In the months that followed, Ray’s wife did come down every day and those kids did keep that lot looking a lot better than William’s, next door. Everyday Ray sang at work, and he laughed with his co-workers, and he let his kids draw funny little cartoon characters on the wood before he used it. He really enjoyed building the house out of such fine materials. He was grateful to the trees and the people that supplied them. It was going to be a beautiful house. Ray had thought out every detail to ensure it would be ideal for the stranger’s family.

For those same months, William complained a lot, which made sense because he worked much more slowly. He insisted on doing too much himself because he was always worried about costs. That left him exhausted, which left him grumpy, which only served to make him even more suspicious of the stranger. All day he tried to figure out what scam the stranger was playing. He would take breaks from work and do math on pieces of wood in his attempt to find the hidden theft.

Soon the houses we’re nearing completion. Ray takes a lot of pride in his work. He enjoys his days with his co-workers and he is very grateful for the income. That’s all reflected in the home. It’s warm and decorated and beautiful. Care and attention has been paid. Conversely, William’s house looks uninspiring, unfinished and cheap. It looks like someone who didn’t care much at all, and it’s true William didn’t care about the house. He was too busy caring about his fears.

It was therefore ironic when one day there was a knock on the nearly finished stranger’s door. William opened it with concern. Why was anyone visiting? The stranger introduced himself rather plainly, and he explained that he was there to give William the deed to the house he had just built. William was suspicious.

The stranger then explained that William’s life would always be like the house he built. If he was distracted by fear and suspicion and mistrust; if he failed to offer his talents and skills, then the result would be to miss out on creating the things in life that truly bring it value. As a result, William was welcome to live inside the physical space that his own negative thinking had wrought. Then the stranger invited William come with him to Ray’s, which he did.

At Ray’s door, announcement of who the stranger was instantly got him a big hug from Ray’s entire family. They were just about to sit down to dinner. There was always plenty. Would the stranger please stay? After all, he had contributed meaningfully to Ray’s income that year. They would like to celebrate. William could join them too.

The stranger agreed, as did William. As they sat down, the stranger offered Ray and his wife the deed to their home and property. They were equally confused. What was going on? That’s when the stranger turned to William.

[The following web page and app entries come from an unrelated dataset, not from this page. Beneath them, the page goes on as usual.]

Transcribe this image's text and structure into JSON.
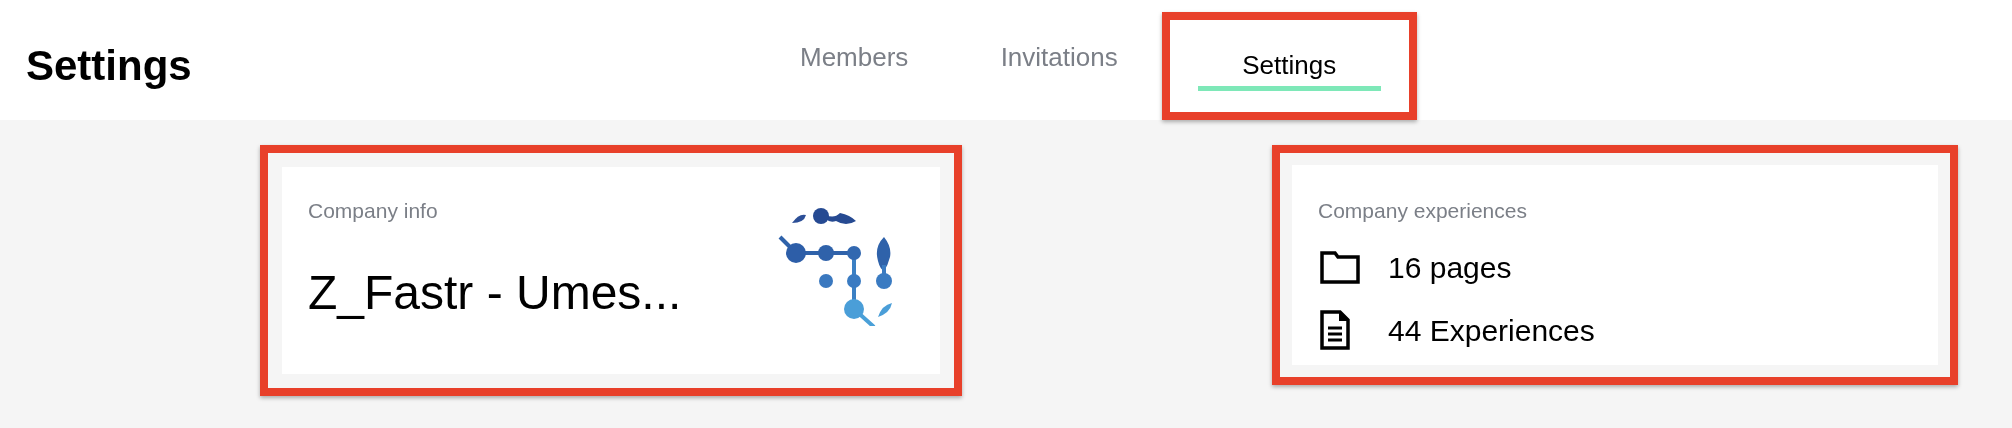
{
  "header": {
    "title": "Settings"
  },
  "tabs": [
    {
      "label": "Members",
      "selected": false,
      "highlighted": false
    },
    {
      "label": "Invitations",
      "selected": false,
      "highlighted": false
    },
    {
      "label": "Settings",
      "selected": true,
      "highlighted": true
    }
  ],
  "company_info": {
    "highlighted": true,
    "label": "Company info",
    "name": "Z_Fastr - Umes..."
  },
  "company_experiences": {
    "highlighted": true,
    "label": "Company experiences",
    "stats": [
      {
        "kind": "folder",
        "text": "16 pages"
      },
      {
        "kind": "document",
        "text": "44 Experiences"
      }
    ]
  }
}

“Do you see William? Ray cared. He was active in that care. He invited his wife. They ate, they laughed, they danced. He cared about his family, his employees, his suppliers, his customers, and his work. You William, were worried. And worry only breeds more worry. So if you’d like to live in a nicer, calmer space, I would suggest you do as Ray did. Consider focusing your thoughts on caring rather than worrying, because whichever you do, that is where you will ultimately live.”

peace. s

Scott McPherson is an Edmonton-based writer, public speaker, and mindfulness facilitator who works with individuals, companies and non-profit organizations locally and around the world.